Dog hit by car develops hip problem requiring surgery
Zander the dog has become a real fan of the old saying "If at first you don’t succeed.…" It took more than one try to help the poor guy feel better.
Dog hit by car in need of medical attention
As a young dog, he was found alongside the road in the middle of nowhere. He’d apparently just been hit by a car and couldn’t walk. He was rushed to Best Friends for some urgent care.
In the accident, Zander had broken his pelvis and femur. At Best Friends, he received all the emergency medical care he needed, but then he threw everybody a curve ball. After healing up, his hip bones realigned over time and left him with a new, false hip joint. Meanwhile, the original hip joint was more or less stuck in place because some leftover bone was trapped there. Zander got to where he couldn’t move the hip much. For an active guy like him, that was really cramping his style!
The Best Friends vets decided to operate. Their plan was to remove the old piece of bone stuck in the original hip socket, which would let the joint move freely again. Only problem was, they couldn’t get the femur ball out of the pelvis socket to begin with. Yikes! Zander’s anatomy had changed after the accident and it was really wedged in there.
Because they couldn’t get the ball out of the socket, the vets couldn’t remove the offending piece of bone. They had hit a dead end. Still, they weren’t ready to give up. They wanted to try again.

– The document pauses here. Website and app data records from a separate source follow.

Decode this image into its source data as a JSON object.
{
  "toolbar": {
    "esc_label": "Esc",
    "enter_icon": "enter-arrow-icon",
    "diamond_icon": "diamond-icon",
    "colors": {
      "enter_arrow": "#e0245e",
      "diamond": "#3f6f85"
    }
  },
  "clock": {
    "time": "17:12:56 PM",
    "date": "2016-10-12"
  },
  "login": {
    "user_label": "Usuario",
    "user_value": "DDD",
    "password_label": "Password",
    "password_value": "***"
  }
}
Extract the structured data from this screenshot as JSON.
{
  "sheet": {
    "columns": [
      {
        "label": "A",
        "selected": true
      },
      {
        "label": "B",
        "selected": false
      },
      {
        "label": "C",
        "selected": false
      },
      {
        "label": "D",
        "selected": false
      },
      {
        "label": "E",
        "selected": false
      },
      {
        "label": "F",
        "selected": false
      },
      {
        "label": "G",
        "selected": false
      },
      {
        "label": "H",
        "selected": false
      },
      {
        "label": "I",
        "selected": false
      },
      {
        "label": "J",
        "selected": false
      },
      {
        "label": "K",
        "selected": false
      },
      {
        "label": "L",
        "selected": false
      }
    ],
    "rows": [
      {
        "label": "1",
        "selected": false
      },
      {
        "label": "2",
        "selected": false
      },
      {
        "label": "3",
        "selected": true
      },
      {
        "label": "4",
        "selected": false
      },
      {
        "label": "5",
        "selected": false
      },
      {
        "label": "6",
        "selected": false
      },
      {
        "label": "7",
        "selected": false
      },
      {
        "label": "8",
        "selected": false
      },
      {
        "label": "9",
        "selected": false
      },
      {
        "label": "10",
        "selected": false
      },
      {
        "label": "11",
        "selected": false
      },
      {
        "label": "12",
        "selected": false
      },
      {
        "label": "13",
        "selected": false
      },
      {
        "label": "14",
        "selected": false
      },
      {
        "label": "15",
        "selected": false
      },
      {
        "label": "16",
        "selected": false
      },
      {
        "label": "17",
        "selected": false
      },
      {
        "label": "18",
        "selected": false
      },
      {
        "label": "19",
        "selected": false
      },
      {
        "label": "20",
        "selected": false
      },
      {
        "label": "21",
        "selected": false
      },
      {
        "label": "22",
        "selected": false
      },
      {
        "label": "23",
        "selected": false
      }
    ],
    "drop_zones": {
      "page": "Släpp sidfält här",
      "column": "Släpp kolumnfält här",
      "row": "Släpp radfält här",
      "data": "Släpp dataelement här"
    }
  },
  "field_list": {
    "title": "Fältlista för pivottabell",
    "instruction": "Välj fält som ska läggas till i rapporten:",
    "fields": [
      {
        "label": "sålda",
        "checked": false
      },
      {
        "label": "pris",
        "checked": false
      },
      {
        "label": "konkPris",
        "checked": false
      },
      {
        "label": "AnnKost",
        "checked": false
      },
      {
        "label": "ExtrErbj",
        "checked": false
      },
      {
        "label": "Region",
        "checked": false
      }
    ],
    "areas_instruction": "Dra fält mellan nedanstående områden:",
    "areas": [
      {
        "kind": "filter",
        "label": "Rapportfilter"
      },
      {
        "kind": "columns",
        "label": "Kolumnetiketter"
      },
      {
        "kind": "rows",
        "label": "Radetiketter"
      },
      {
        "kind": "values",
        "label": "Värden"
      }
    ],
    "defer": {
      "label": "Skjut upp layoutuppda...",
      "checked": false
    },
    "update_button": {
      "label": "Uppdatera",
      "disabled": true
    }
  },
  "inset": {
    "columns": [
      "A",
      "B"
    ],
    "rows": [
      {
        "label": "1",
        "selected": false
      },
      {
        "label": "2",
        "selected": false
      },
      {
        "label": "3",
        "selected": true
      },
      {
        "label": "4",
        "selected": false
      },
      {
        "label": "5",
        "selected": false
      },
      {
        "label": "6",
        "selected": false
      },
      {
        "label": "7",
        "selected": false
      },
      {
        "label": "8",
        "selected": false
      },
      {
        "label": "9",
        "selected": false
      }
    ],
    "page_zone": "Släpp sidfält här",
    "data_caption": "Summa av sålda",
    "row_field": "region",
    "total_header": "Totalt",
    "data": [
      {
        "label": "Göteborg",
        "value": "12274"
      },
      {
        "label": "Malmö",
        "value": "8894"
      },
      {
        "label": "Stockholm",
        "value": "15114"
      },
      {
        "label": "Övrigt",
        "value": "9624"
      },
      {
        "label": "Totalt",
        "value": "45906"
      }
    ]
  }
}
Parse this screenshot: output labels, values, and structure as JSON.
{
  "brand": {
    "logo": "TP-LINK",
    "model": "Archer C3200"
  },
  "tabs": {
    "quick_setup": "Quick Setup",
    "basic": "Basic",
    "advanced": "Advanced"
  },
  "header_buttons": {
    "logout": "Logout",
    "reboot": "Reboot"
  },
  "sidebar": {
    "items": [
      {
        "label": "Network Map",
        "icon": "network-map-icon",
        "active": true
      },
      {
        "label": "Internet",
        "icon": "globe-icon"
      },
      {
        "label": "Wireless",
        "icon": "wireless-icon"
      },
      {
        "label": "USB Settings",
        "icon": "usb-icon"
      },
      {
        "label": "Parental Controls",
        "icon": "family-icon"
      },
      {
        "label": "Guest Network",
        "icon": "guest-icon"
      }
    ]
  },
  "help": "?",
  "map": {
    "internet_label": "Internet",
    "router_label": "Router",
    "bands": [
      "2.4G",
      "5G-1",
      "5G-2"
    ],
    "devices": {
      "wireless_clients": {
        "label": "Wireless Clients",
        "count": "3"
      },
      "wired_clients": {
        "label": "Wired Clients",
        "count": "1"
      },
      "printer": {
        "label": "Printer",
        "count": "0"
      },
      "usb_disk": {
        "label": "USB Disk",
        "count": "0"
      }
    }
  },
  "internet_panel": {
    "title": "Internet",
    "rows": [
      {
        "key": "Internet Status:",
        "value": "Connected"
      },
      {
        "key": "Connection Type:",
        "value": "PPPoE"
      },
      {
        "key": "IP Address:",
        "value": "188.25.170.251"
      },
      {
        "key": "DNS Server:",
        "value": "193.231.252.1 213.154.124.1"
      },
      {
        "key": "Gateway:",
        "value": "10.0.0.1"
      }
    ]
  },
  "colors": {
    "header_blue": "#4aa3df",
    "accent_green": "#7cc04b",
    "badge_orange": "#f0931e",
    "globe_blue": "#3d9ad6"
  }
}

The second time around, however, they brought in some extra help. Best Friends vet Dr. Patti asked her pal Dr. Patricia (Trish) Kupanoff of Phoenix, Arizona, to come and assist in round two. Dr. Trish has helped out at Best Friends with tricky surgeries before, one of them being Pepper the pig’s groundbreaking, never-before-attempted and ultimately successful shoulder surgery. Dr. Trish, a board-certified surgical specialist, agreed to help with Zander.
Using Dr. Trish’s expertise, the vets were able to better expose the joint and remove the offending bone piece by piece. In the end, they pulled off what they set out to do and Zander’s joint is moving so much better. (Thanks, Dr. Trish!)
Physical therapy and hydrotherapy
What’s next for Zander? Well, once his skin heals, he’ll be off to do hydrotherapy and other physical therapy. The vets have high hopes for a great recovery. One leg is now shorter than the other, though, so according to Dr. Patti, "There may always be a little hitch in his getalong." Still, at long last he should be able to burn through all that pent-up energy. After all, there’s nothing more frustrating than wanting to bounce off the walls and having an old injury hold you back. Congrats, Zander!
Photo by Sarah Ause